● **Task directions**
Copy the listing out in full. Keep every word as it is.

::::::

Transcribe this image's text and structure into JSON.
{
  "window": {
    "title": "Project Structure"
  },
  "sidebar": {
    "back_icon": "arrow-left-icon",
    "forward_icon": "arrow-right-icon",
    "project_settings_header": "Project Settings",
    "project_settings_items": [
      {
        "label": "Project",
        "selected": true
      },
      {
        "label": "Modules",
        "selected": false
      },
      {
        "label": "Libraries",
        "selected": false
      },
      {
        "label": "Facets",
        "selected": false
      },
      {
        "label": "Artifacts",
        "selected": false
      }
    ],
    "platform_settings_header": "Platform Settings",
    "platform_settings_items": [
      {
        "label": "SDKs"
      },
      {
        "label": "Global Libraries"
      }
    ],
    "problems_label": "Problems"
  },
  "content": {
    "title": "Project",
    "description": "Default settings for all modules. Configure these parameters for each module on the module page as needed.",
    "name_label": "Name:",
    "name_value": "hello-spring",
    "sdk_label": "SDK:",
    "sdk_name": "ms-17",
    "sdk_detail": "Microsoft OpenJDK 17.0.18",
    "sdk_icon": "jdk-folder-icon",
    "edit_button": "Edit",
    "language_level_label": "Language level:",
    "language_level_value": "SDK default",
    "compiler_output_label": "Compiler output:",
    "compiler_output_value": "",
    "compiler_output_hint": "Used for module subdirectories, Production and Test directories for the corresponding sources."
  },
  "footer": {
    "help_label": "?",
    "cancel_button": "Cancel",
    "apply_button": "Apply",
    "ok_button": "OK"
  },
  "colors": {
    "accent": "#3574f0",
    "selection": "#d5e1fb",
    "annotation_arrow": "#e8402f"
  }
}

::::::

● **Expected answer**
Transcribe this image's text and structure into JSON.
{
  "window": {
    "title": "Project Structure"
  },
  "sidebar": {
    "back_icon": "arrow-left-icon",
    "forward_icon": "arrow-right-icon",
    "project_settings_header": "Project Settings",
    "project_settings_items": [
      {
        "label": "Project",
        "selected": true
      },
      {
        "label": "Modules",
        "selected": false
      },
      {
        "label": "Libraries",
        "selected": false
      },
      {
        "label": "Facets",
        "selected": false
      },
      {
        "label": "Artifacts",
        "selected": false
      }
    ],
    "platform_settings_header": "Platform Settings",
    "platform_settings_items": [
      {
        "label": "SDKs"
      },
      {
        "label": "Global Libraries"
      }
    ],
    "problems_label": "Problems"
  },
  "content": {
    "title": "Project",
    "description": "Default settings for all modules. Configure these parameters for each module on the module page as needed.",
    "name_label": "Name:",
    "name_value": "hello-spring",
    "sdk_label": "SDK:",
    "sdk_name": "ms-17",
    "sdk_detail": "Microsoft OpenJDK 17.0.18",
    "sdk_icon": "jdk-folder-icon",
    "edit_button": "Edit",
    "language_level_label": "Language level:",
    "language_level_value": "SDK default",
    "compiler_output_label": "Compiler output:",
    "compiler_output_value": "",
    "compiler_output_hint": "Used for module subdirectories, Production and Test directories for the corresponding sources."
  },
  "footer": {
    "help_label": "?",
    "cancel_button": "Cancel",
    "apply_button": "Apply",
    "ok_button": "OK"
  },
  "colors": {
    "accent": "#3574f0",
    "selection": "#d5e1fb",
    "annotation_arrow": "#e8402f"
  }
}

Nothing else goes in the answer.